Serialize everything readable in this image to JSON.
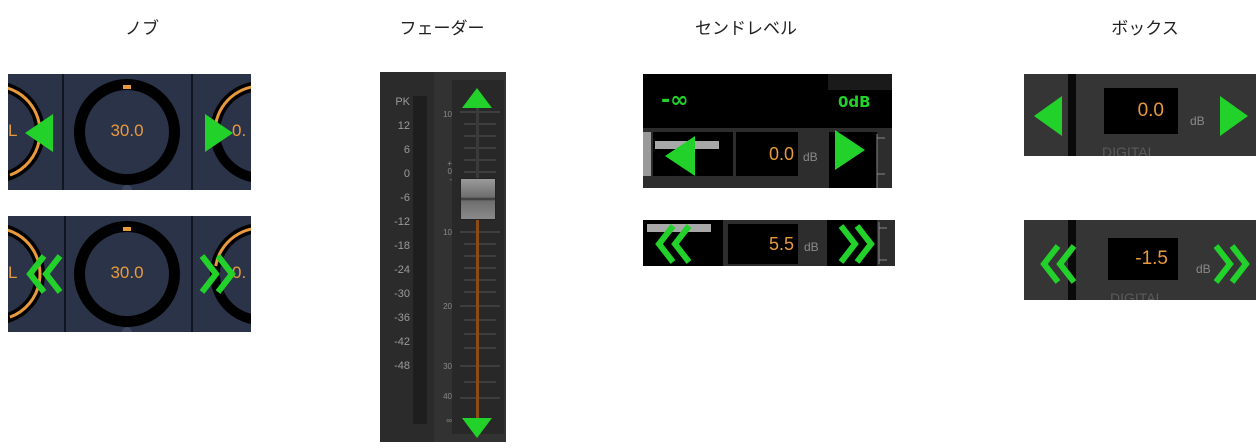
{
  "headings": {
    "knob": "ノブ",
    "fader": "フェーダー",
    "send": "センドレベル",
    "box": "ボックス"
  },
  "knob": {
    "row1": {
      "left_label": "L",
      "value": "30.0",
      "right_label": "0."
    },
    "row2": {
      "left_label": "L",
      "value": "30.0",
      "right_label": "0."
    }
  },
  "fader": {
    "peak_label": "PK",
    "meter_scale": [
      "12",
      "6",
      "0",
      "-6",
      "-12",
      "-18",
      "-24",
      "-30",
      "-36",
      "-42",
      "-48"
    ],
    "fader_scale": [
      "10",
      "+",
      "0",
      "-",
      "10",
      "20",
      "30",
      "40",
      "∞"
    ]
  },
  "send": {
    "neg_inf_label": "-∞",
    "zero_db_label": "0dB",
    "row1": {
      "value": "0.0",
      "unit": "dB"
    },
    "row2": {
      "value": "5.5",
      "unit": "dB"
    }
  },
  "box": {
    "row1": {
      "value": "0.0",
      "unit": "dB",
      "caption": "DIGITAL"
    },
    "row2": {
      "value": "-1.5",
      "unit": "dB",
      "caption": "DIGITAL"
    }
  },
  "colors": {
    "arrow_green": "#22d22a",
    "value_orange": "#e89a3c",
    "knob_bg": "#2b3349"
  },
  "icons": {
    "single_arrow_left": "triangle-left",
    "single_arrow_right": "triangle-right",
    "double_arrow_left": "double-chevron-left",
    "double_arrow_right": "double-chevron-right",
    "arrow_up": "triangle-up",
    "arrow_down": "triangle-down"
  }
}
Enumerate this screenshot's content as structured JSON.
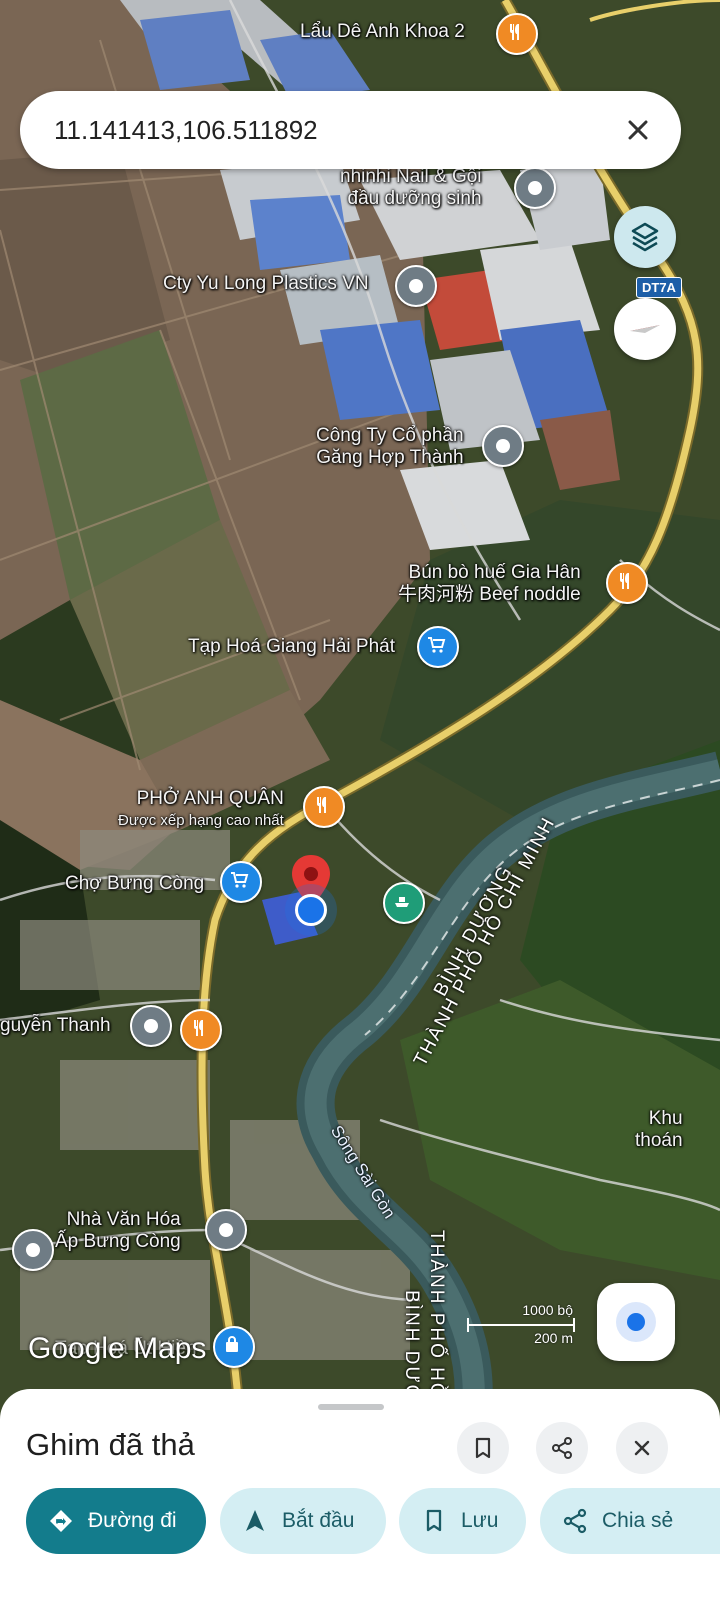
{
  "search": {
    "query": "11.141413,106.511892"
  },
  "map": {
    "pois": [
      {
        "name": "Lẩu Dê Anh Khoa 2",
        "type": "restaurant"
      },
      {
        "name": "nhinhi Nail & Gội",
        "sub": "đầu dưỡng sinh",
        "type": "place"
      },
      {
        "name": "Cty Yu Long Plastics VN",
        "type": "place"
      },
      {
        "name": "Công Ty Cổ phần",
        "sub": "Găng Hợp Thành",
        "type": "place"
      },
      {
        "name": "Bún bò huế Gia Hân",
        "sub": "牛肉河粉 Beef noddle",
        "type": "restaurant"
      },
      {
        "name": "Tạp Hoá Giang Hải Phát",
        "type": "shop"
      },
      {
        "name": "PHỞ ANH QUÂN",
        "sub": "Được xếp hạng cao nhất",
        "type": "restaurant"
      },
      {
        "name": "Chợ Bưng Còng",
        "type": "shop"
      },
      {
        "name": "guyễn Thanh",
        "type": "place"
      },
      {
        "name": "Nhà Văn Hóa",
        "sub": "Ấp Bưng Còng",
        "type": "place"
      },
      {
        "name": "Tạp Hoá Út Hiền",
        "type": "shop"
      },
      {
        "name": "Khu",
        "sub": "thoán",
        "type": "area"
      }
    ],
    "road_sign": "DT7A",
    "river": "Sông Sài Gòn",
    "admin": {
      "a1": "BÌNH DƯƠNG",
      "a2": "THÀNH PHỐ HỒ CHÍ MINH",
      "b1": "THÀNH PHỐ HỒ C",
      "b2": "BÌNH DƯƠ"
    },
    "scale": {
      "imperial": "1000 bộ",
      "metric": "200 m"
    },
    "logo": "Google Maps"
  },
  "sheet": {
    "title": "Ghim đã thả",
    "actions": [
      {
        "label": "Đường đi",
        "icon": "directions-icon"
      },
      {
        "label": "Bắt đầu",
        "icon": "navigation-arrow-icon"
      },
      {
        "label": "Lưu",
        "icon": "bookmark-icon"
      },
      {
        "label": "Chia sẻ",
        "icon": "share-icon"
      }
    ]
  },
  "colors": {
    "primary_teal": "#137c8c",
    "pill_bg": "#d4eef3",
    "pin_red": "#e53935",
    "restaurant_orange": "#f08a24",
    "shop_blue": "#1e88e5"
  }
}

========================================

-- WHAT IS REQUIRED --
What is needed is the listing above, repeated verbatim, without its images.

-- FINISHED TASK --
Serialize everything readable in this image to JSON.
{
  "headings": {
    "knob": "ノブ",
    "fader": "フェーダー",
    "send": "センドレベル",
    "box": "ボックス"
  },
  "knob": {
    "row1": {
      "left_label": "L",
      "value": "30.0",
      "right_label": "0."
    },
    "row2": {
      "left_label": "L",
      "value": "30.0",
      "right_label": "0."
    }
  },
  "fader": {
    "peak_label": "PK",
    "meter_scale": [
      "12",
      "6",
      "0",
      "-6",
      "-12",
      "-18",
      "-24",
      "-30",
      "-36",
      "-42",
      "-48"
    ],
    "fader_scale": [
      "10",
      "+",
      "0",
      "-",
      "10",
      "20",
      "30",
      "40",
      "∞"
    ]
  },
  "send": {
    "neg_inf_label": "-∞",
    "zero_db_label": "0dB",
    "row1": {
      "value": "0.0",
      "unit": "dB"
    },
    "row2": {
      "value": "5.5",
      "unit": "dB"
    }
  },
  "box": {
    "row1": {
      "value": "0.0",
      "unit": "dB",
      "caption": "DIGITAL"
    },
    "row2": {
      "value": "-1.5",
      "unit": "dB",
      "caption": "DIGITAL"
    }
  },
  "colors": {
    "arrow_green": "#22d22a",
    "value_orange": "#e89a3c",
    "knob_bg": "#2b3349"
  },
  "icons": {
    "single_arrow_left": "triangle-left",
    "single_arrow_right": "triangle-right",
    "double_arrow_left": "double-chevron-left",
    "double_arrow_right": "double-chevron-right",
    "arrow_up": "triangle-up",
    "arrow_down": "triangle-down"
  }
}
Enumerate this screenshot's content as structured JSON.
{
  "search": {
    "query": "11.141413,106.511892"
  },
  "map": {
    "pois": [
      {
        "name": "Lẩu Dê Anh Khoa 2",
        "type": "restaurant"
      },
      {
        "name": "nhinhi Nail & Gội",
        "sub": "đầu dưỡng sinh",
        "type": "place"
      },
      {
        "name": "Cty Yu Long Plastics VN",
        "type": "place"
      },
      {
        "name": "Công Ty Cổ phần",
        "sub": "Găng Hợp Thành",
        "type": "place"
      },
      {
        "name": "Bún bò huế Gia Hân",
        "sub": "牛肉河粉 Beef noddle",
        "type": "restaurant"
      },
      {
        "name": "Tạp Hoá Giang Hải Phát",
        "type": "shop"
      },
      {
        "name": "PHỞ ANH QUÂN",
        "sub": "Được xếp hạng cao nhất",
        "type": "restaurant"
      },
      {
        "name": "Chợ Bưng Còng",
        "type": "shop"
      },
      {
        "name": "guyễn Thanh",
        "type": "place"
      },
      {
        "name": "Nhà Văn Hóa",
        "sub": "Ấp Bưng Còng",
        "type": "place"
      },
      {
        "name": "Tạp Hoá Út Hiền",
        "type": "shop"
      },
      {
        "name": "Khu",
        "sub": "thoán",
        "type": "area"
      }
    ],
    "road_sign": "DT7A",
    "river": "Sông Sài Gòn",
    "admin": {
      "a1": "BÌNH DƯƠNG",
      "a2": "THÀNH PHỐ HỒ CHÍ MINH",
      "b1": "THÀNH PHỐ HỒ C",
      "b2": "BÌNH DƯƠ"
    },
    "scale": {
      "imperial": "1000 bộ",
      "metric": "200 m"
    },
    "logo": "Google Maps"
  },
  "sheet": {
    "title": "Ghim đã thả",
    "actions": [
      {
        "label": "Đường đi",
        "icon": "directions-icon"
      },
      {
        "label": "Bắt đầu",
        "icon": "navigation-arrow-icon"
      },
      {
        "label": "Lưu",
        "icon": "bookmark-icon"
      },
      {
        "label": "Chia sẻ",
        "icon": "share-icon"
      }
    ]
  },
  "colors": {
    "primary_teal": "#137c8c",
    "pill_bg": "#d4eef3",
    "pin_red": "#e53935",
    "restaurant_orange": "#f08a24",
    "shop_blue": "#1e88e5"
  }
}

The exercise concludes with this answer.